▶ **Dataset**:
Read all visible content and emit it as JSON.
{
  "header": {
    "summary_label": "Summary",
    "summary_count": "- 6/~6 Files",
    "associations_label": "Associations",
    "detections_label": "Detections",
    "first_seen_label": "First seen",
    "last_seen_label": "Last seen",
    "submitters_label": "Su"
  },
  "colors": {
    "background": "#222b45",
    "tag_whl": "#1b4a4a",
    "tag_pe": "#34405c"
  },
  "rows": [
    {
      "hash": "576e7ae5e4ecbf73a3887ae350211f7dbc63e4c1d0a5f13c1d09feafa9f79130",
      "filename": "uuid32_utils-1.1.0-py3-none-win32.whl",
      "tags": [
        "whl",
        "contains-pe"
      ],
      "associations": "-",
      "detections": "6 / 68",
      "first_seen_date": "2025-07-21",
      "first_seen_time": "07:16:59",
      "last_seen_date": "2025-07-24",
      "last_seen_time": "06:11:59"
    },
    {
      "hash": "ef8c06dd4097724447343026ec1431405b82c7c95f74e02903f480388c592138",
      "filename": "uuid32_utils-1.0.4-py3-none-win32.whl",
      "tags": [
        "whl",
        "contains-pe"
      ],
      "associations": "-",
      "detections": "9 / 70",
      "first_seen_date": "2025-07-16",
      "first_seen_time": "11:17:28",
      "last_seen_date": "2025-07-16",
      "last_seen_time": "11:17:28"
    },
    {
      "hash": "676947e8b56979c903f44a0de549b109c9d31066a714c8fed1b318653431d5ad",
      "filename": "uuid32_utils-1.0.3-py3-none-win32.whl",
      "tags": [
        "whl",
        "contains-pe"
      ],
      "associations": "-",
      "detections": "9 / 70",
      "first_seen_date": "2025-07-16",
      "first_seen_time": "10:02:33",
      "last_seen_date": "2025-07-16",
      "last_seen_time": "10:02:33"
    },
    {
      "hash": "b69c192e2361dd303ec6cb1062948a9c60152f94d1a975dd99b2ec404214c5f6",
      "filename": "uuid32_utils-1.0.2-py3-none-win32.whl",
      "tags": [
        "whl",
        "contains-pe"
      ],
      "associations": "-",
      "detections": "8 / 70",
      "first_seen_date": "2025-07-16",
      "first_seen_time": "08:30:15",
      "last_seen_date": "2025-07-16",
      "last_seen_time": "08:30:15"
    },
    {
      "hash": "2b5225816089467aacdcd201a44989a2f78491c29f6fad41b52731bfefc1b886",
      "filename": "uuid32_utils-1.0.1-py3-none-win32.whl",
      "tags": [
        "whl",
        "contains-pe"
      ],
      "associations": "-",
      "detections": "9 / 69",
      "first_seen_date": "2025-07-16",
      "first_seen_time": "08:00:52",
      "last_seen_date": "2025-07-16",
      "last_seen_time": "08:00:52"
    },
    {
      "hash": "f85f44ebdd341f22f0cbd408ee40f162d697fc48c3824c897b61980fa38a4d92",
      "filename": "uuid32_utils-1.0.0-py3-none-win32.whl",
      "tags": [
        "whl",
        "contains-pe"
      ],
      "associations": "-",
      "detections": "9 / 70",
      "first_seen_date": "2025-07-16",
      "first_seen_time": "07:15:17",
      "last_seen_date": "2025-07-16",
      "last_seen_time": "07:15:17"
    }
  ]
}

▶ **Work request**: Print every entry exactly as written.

▶ **Task result**:
Read all visible content and emit it as JSON.
{
  "header": {
    "summary_label": "Summary",
    "summary_count": "- 6/~6 Files",
    "associations_label": "Associations",
    "detections_label": "Detections",
    "first_seen_label": "First seen",
    "last_seen_label": "Last seen",
    "submitters_label": "Su"
  },
  "colors": {
    "background": "#222b45",
    "tag_whl": "#1b4a4a",
    "tag_pe": "#34405c"
  },
  "rows": [
    {
      "hash": "576e7ae5e4ecbf73a3887ae350211f7dbc63e4c1d0a5f13c1d09feafa9f79130",
      "filename": "uuid32_utils-1.1.0-py3-none-win32.whl",
      "tags": [
        "whl",
        "contains-pe"
      ],
      "associations": "-",
      "detections": "6 / 68",
      "first_seen_date": "2025-07-21",
      "first_seen_time": "07:16:59",
      "last_seen_date": "2025-07-24",
      "last_seen_time": "06:11:59"
    },
    {
      "hash": "ef8c06dd4097724447343026ec1431405b82c7c95f74e02903f480388c592138",
      "filename": "uuid32_utils-1.0.4-py3-none-win32.whl",
      "tags": [
        "whl",
        "contains-pe"
      ],
      "associations": "-",
      "detections": "9 / 70",
      "first_seen_date": "2025-07-16",
      "first_seen_time": "11:17:28",
      "last_seen_date": "2025-07-16",
      "last_seen_time": "11:17:28"
    },
    {
      "hash": "676947e8b56979c903f44a0de549b109c9d31066a714c8fed1b318653431d5ad",
      "filename": "uuid32_utils-1.0.3-py3-none-win32.whl",
      "tags": [
        "whl",
        "contains-pe"
      ],
      "associations": "-",
      "detections": "9 / 70",
      "first_seen_date": "2025-07-16",
      "first_seen_time": "10:02:33",
      "last_seen_date": "2025-07-16",
      "last_seen_time": "10:02:33"
    },
    {
      "hash": "b69c192e2361dd303ec6cb1062948a9c60152f94d1a975dd99b2ec404214c5f6",
      "filename": "uuid32_utils-1.0.2-py3-none-win32.whl",
      "tags": [
        "whl",
        "contains-pe"
      ],
      "associations": "-",
      "detections": "8 / 70",
      "first_seen_date": "2025-07-16",
      "first_seen_time": "08:30:15",
      "last_seen_date": "2025-07-16",
      "last_seen_time": "08:30:15"
    },
    {
      "hash": "2b5225816089467aacdcd201a44989a2f78491c29f6fad41b52731bfefc1b886",
      "filename": "uuid32_utils-1.0.1-py3-none-win32.whl",
      "tags": [
        "whl",
        "contains-pe"
      ],
      "associations": "-",
      "detections": "9 / 69",
      "first_seen_date": "2025-07-16",
      "first_seen_time": "08:00:52",
      "last_seen_date": "2025-07-16",
      "last_seen_time": "08:00:52"
    },
    {
      "hash": "f85f44ebdd341f22f0cbd408ee40f162d697fc48c3824c897b61980fa38a4d92",
      "filename": "uuid32_utils-1.0.0-py3-none-win32.whl",
      "tags": [
        "whl",
        "contains-pe"
      ],
      "associations": "-",
      "detections": "9 / 70",
      "first_seen_date": "2025-07-16",
      "first_seen_time": "07:15:17",
      "last_seen_date": "2025-07-16",
      "last_seen_time": "07:15:17"
    }
  ]
}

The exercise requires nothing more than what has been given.